Rapper Chases Career While Victim Suffers
Sidney Bouvier Gilstrap-Portley, 25, served no jail time for posing as a 17-year-old hurricane evacuee to enroll in Hillcrest High School nor any time for his behavior with a then-14-year-old girl.
Nowadays, he’s working on a rap career as Syn Bou with numerous videos on his Youtube channel and songs listed on streaming services.
At the same time, the child he “dated” has continued to suffer, according to a lawsuit filed against Dallas ISD by her mother.
Gilstrap-Portley was known as Rashaun Richardson during his time at Hillcrest, was playing on the basketball team when a coach from North Mesquite High, his alma mater, recognized him in April 2018.
Last May, in two separate posts, he referenced the year anniversary of his arrest.
“I have a client, a child, who is suffering emotionally still from this, who is suffering mentally still from this, and who may have long-lasting impact from her dealings with Mr. Gilstrap-Portley.” – Mai Mullen Milton
“It’s Been Bout A Yr Now Since I Went Viral For Being (Da 25 Yr Old Dat Went Back To Highschool),” he wrote, adding that he was now “Reapin Da Benefits Of Bein Viral And Well-Knowned.”
Gilstrap-Portley did not respond to questions for this story.
Mai Mullen Milton, the attorney representing the child Gilstrap-Portley “dated” at Hillcrest, said her client has had to move and change schools.
Gilstrap-Portley, who pleaded guilty to three charges of tampering with government records and indecency by exposure, is on probation and was required to register as a sex offender.
In the lawsuit, Milton accuses Gilstrap-Portley of grooming the girl, who thought she was dating a 17-year-old, for a sexual relationship, and the district of failing to protect her and other students.
Dallas ISD does not comment on pending litigation. Still, the district’s communications director, Robyn Harris, said Dallas ISD – like other public school districts – must follow a federal law requiring the immediate enrollment of homeless students – even when they don’t have paperwork.

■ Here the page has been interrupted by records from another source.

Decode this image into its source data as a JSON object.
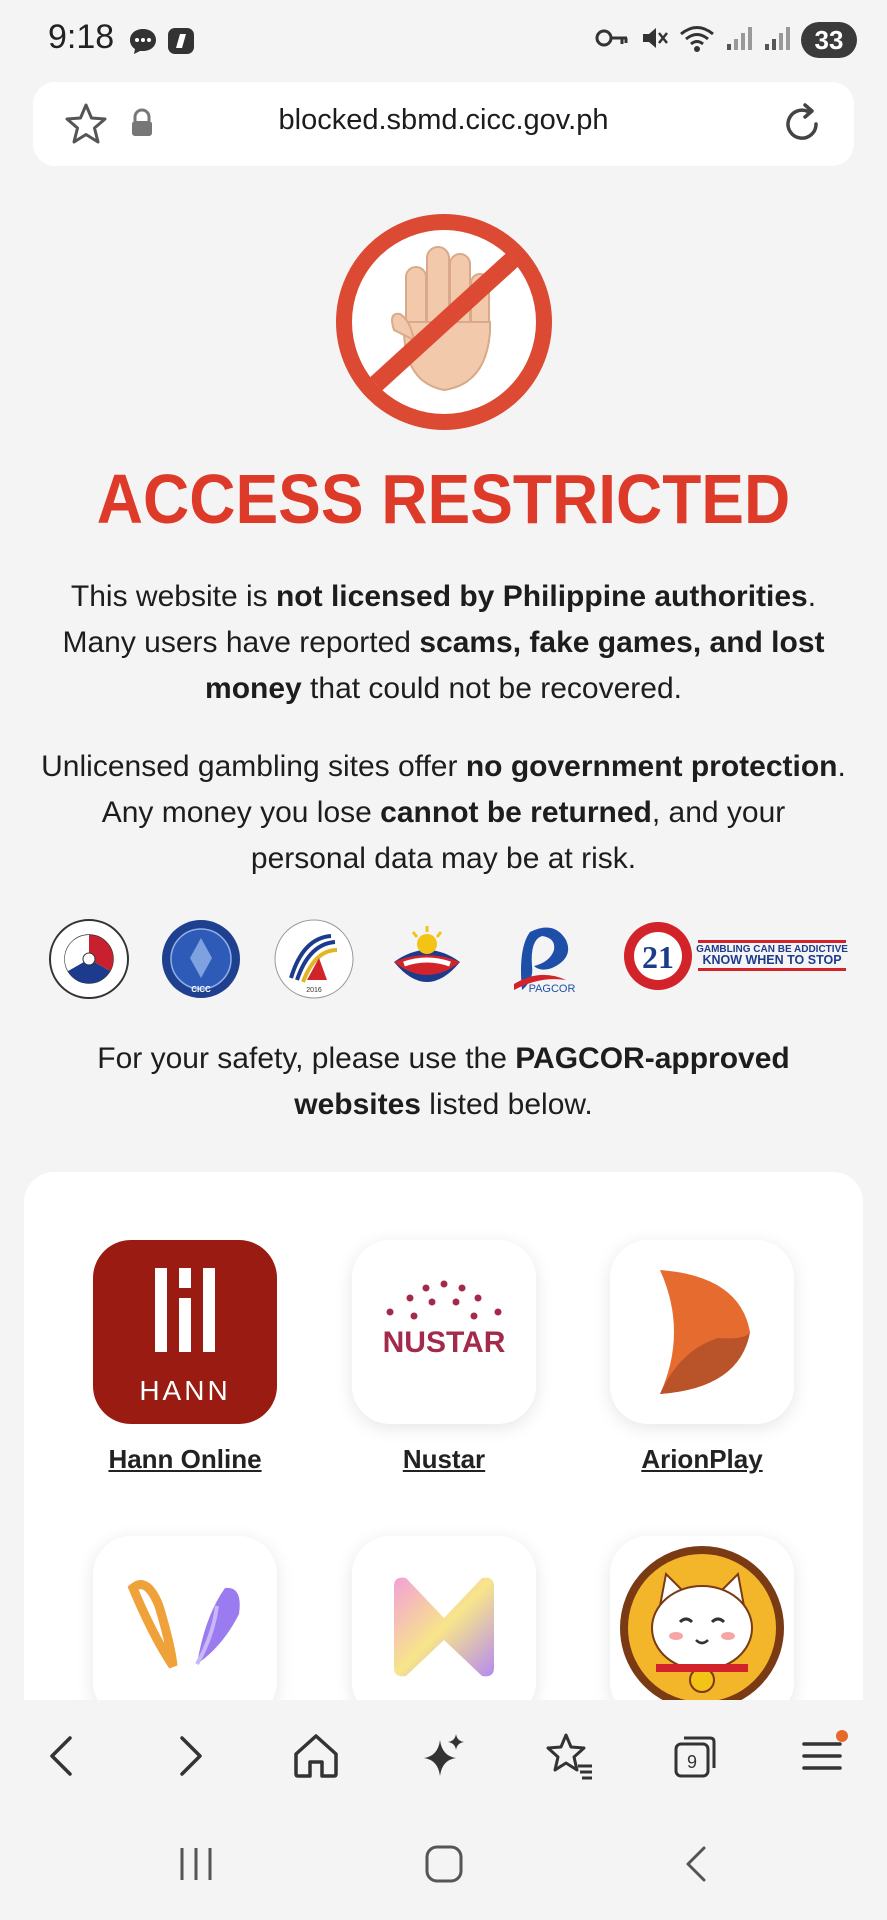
{
  "status_bar": {
    "time": "9:18",
    "left_icons": [
      "chat-bubble-icon",
      "app-notification-icon"
    ],
    "right_icons": [
      "vpn-key-icon",
      "mute-icon",
      "wifi-icon",
      "signal-icon",
      "signal-icon"
    ],
    "battery": "33"
  },
  "url_bar": {
    "url": "blocked.sbmd.cicc.gov.ph",
    "left_icons": [
      "star-icon",
      "lock-icon"
    ],
    "right_icon": "reload-icon"
  },
  "page": {
    "headline": "ACCESS RESTRICTED",
    "headline_color": "#de3a29",
    "para1": {
      "t1": "This website is ",
      "b1": "not licensed by Philippine authorities",
      "t2": ". Many users have reported ",
      "b2": "scams, fake games, and lost money",
      "t3": " that could not be recovered."
    },
    "para2": {
      "t1": "Unlicensed gambling sites offer ",
      "b1": "no government protection",
      "t2": ". Any money you lose ",
      "b2": "cannot be returned",
      "t3": ", and your personal data may be at risk."
    },
    "logos": {
      "ntc_text": "NATIONAL TELECOMMUNICATIONS COMMISSION",
      "cicc_text": "CICC",
      "dict_year": "2016",
      "pagcor_text": "PAGCOR",
      "age_number": "21",
      "warning_line1": "GAMBLING CAN BE ADDICTIVE",
      "warning_line2": "KNOW WHEN TO STOP"
    },
    "para3": {
      "t1": "For your safety, please use the ",
      "b1": "PAGCOR-approved websites",
      "t2": " listed below."
    }
  },
  "apps": [
    {
      "label": "Hann Online",
      "icon_text": "HANN"
    },
    {
      "label": "Nustar",
      "icon_text": "NUSTAR"
    },
    {
      "label": "ArionPlay"
    },
    {
      "label": ""
    },
    {
      "label": ""
    },
    {
      "label": ""
    }
  ],
  "toolbar": {
    "icons": [
      "back-icon",
      "forward-icon",
      "home-icon",
      "sparkle-icon",
      "bookmarks-icon",
      "tabs-icon",
      "menu-icon"
    ],
    "tab_count": "9"
  },
  "navbar": {
    "icons": [
      "recents-icon",
      "home-button-icon",
      "back-nav-icon"
    ]
  },
  "colors": {
    "accent_red": "#de3a29",
    "hann_red": "#9a1b12",
    "nustar_maroon": "#a32a4a",
    "arion_orange": "#e66b2e",
    "notification_dot": "#e56a2a"
  }
}
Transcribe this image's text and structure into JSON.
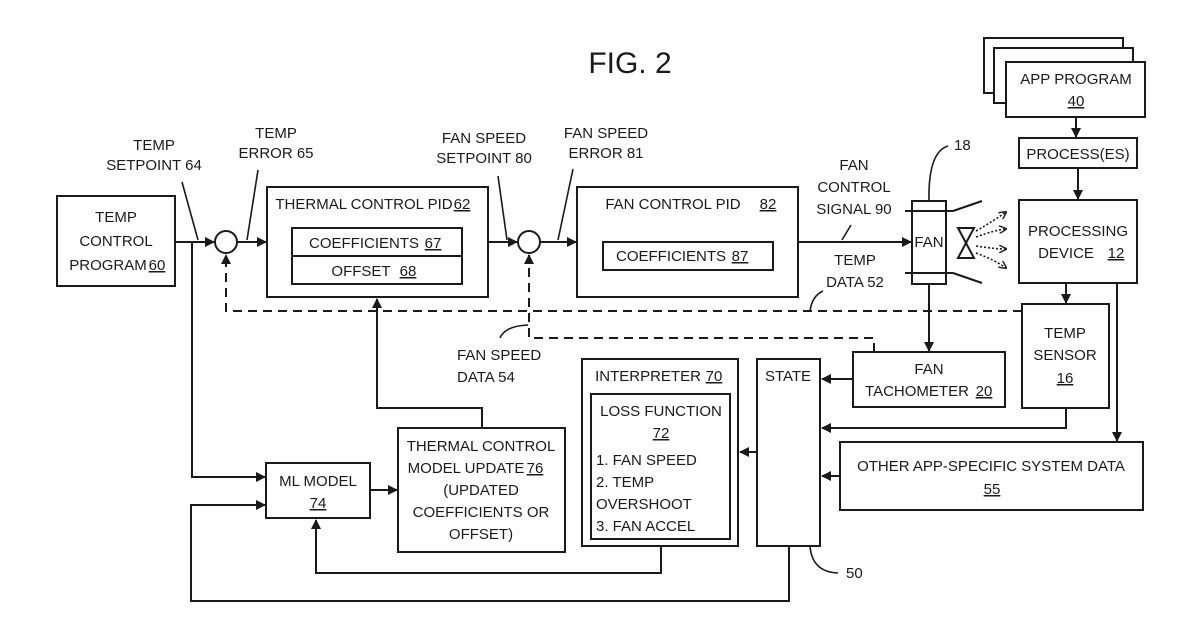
{
  "figure": {
    "title": "FIG. 2"
  },
  "blocks": {
    "temp_control_program": {
      "lines": [
        "TEMP",
        "CONTROL",
        "PROGRAM"
      ],
      "ref": "60"
    },
    "thermal_control_pid": {
      "label": "THERMAL CONTROL PID",
      "ref": "62",
      "coefficients": {
        "label": "COEFFICIENTS",
        "ref": "67"
      },
      "offset": {
        "label": "OFFSET",
        "ref": "68"
      }
    },
    "fan_control_pid": {
      "label": "FAN CONTROL PID",
      "ref": "82",
      "coefficients": {
        "label": "COEFFICIENTS",
        "ref": "87"
      }
    },
    "fan": {
      "label": "FAN",
      "ref": "18"
    },
    "app_program": {
      "label": "APP PROGRAM",
      "ref": "40"
    },
    "processes": {
      "label": "PROCESS(ES)"
    },
    "processing_device": {
      "label": "PROCESSING",
      "label2": "DEVICE",
      "ref": "12"
    },
    "temp_sensor": {
      "lines": [
        "TEMP",
        "SENSOR"
      ],
      "ref": "16"
    },
    "fan_tachometer": {
      "label": "FAN",
      "label2": "TACHOMETER",
      "ref": "20"
    },
    "state": {
      "label": "STATE",
      "ref": "50"
    },
    "interpreter": {
      "label": "INTERPRETER",
      "ref": "70",
      "loss_function": {
        "label": "LOSS FUNCTION",
        "ref": "72",
        "items": [
          "1. FAN SPEED",
          "2. TEMP",
          "OVERSHOOT",
          "3. FAN ACCEL"
        ]
      }
    },
    "ml_model": {
      "label": "ML MODEL",
      "ref": "74"
    },
    "thermal_model_update": {
      "lines": [
        "THERMAL CONTROL",
        "MODEL UPDATE",
        "(UPDATED",
        "COEFFICIENTS OR",
        "OFFSET)"
      ],
      "ref": "76"
    },
    "other_system_data": {
      "label": "OTHER APP-SPECIFIC SYSTEM DATA",
      "ref": "55"
    }
  },
  "signals": {
    "temp_setpoint": [
      "TEMP",
      "SETPOINT 64"
    ],
    "temp_error": [
      "TEMP",
      "ERROR 65"
    ],
    "fan_speed_setpoint": [
      "FAN SPEED",
      "SETPOINT 80"
    ],
    "fan_speed_error": [
      "FAN SPEED",
      "ERROR 81"
    ],
    "fan_control_signal": [
      "FAN",
      "CONTROL",
      "SIGNAL 90"
    ],
    "temp_data": [
      "TEMP",
      "DATA 52"
    ],
    "fan_speed_data": [
      "FAN SPEED",
      "DATA 54"
    ]
  }
}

“We reviewed our processes and looked to see areas that could be changed,” she said. “Based on the falsifying of information as they were using the homeless status (protecting such students under McKinney Vento Law), we have no way to combat erroneous testimony.”
The suit alleges that Gilstrap-Portley was admitted to Hillcrest for the sole purpose of getting him on the basketball team, a violation of University Interscholastic League protocols.
Gilstrap-Portley was a significant part of the Hillcrest Panthers 11-10 season in 2017-2018, and the district’s high school coaches voted him offensive player of the year.
“Schools must submit comprehensive eligibility forms to their District Executive Committee,” UIL spokesperson Julia Atkins said. “The completed forms are to be signed by the superintendent or a designated administrator and the coach.”
It is unclear what the 25-year-old presented to coaches.
“Nothing was done (by the district),” Milton said. “And because of that, I have a client, a child, who is suffering emotionally still from this, who is suffering mentally still from this, and who may have long-lasting impact from her dealings with Mr. Gilstrap-Portley.”